Task prompt:
Among the entries below, find each line with "XLOOKUP" and show it.
Start of Block
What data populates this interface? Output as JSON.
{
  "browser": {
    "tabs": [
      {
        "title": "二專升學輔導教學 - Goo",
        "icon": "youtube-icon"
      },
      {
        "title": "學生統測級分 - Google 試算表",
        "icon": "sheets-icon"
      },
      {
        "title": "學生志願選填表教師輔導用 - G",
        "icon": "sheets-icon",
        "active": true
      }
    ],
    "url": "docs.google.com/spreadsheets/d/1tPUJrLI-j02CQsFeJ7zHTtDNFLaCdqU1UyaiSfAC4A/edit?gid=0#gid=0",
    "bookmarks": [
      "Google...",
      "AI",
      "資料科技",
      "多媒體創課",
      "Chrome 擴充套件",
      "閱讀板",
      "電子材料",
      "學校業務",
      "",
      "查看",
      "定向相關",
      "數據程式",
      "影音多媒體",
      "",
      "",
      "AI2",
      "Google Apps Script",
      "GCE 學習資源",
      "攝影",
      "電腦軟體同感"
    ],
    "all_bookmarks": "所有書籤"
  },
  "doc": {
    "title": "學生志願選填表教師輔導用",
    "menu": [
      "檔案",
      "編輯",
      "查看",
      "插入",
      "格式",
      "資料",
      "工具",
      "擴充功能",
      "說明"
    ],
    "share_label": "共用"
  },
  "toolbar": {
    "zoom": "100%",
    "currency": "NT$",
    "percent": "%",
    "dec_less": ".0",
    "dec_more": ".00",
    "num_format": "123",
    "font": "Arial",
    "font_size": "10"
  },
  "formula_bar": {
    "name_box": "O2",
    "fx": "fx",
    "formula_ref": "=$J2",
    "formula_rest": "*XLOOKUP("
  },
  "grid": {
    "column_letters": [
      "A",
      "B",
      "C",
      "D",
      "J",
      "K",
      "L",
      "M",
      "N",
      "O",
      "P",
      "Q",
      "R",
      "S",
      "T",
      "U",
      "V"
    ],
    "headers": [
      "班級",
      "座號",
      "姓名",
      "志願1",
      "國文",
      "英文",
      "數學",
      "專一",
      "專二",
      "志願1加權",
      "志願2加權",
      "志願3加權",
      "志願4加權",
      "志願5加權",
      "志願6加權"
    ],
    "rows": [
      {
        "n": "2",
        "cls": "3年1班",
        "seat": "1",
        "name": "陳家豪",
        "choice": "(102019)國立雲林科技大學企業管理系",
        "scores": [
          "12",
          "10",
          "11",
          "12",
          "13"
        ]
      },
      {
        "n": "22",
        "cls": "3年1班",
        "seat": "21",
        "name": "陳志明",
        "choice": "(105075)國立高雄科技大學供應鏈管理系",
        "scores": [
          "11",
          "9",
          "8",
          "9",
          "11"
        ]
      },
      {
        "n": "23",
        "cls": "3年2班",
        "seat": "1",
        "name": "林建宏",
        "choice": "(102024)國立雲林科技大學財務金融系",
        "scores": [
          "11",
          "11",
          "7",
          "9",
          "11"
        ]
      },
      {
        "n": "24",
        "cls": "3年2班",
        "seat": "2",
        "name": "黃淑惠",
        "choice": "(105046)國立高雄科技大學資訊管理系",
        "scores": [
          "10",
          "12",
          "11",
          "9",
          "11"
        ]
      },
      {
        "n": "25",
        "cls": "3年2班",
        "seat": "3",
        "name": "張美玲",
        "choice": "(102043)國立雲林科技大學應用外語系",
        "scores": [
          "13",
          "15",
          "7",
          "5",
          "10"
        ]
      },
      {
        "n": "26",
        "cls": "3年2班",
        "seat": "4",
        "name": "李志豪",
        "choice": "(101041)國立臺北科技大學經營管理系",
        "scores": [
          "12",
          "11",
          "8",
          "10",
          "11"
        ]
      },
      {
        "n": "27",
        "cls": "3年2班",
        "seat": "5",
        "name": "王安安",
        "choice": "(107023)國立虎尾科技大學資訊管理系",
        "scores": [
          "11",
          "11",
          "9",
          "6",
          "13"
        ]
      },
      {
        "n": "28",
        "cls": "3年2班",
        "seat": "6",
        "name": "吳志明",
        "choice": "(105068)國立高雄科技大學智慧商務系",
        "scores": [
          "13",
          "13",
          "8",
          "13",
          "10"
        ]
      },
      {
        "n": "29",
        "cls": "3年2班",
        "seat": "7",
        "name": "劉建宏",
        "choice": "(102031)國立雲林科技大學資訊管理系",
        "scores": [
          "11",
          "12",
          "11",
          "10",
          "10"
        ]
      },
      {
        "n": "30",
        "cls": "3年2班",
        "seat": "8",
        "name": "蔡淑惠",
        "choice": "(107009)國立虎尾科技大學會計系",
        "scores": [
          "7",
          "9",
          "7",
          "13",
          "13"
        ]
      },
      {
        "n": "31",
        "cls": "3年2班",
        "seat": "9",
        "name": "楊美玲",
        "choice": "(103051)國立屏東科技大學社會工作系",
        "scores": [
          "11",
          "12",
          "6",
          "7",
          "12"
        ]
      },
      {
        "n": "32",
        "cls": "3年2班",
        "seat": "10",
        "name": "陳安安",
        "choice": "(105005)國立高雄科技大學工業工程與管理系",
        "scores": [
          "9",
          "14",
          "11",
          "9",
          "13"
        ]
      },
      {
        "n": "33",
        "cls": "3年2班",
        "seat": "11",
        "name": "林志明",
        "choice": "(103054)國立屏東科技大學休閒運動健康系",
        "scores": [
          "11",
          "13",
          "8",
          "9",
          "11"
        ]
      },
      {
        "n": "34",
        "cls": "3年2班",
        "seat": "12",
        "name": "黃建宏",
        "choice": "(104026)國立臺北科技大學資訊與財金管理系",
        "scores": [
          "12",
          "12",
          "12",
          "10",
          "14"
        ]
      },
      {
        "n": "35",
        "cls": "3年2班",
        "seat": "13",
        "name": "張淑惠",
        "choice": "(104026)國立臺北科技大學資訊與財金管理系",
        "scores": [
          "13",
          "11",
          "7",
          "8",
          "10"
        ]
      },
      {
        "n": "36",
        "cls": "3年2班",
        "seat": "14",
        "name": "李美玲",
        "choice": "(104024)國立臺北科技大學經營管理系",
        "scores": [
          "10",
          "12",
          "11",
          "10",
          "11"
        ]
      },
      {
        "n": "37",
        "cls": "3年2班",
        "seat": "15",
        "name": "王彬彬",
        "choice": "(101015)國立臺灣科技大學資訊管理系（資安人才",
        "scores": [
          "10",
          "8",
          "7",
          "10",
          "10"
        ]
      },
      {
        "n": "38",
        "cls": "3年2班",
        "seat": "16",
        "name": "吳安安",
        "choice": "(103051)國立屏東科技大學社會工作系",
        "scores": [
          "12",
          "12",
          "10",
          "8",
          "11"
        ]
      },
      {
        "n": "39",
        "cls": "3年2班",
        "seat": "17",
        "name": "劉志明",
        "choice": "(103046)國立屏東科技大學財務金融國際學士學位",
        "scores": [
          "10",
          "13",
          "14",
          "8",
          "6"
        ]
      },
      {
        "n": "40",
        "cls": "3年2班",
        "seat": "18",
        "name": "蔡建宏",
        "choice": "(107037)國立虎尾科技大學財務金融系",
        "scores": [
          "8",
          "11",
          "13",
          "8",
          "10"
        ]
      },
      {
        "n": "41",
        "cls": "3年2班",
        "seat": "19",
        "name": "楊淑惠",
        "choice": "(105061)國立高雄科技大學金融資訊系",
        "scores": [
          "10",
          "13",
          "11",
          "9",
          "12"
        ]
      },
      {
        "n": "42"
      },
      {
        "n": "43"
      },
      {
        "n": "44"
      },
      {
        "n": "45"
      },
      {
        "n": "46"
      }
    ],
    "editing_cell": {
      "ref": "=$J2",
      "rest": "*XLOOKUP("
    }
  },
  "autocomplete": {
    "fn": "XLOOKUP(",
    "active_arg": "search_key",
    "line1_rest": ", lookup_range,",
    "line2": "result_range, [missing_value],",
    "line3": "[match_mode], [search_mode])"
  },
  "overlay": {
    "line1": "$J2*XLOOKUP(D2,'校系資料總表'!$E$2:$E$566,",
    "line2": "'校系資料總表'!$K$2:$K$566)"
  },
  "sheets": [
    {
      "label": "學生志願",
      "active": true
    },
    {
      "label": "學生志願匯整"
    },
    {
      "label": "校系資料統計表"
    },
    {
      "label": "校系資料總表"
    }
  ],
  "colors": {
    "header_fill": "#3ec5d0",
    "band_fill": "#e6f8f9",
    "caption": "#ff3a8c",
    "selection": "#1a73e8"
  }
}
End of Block
Your solution:
    "formula_rest": "*XLOOKUP("
      "rest": "*XLOOKUP("
    "fn": "XLOOKUP(",
    "line1": "$J2*XLOOKUP(D2,'校系資料總表'!$E$2:$E$566,",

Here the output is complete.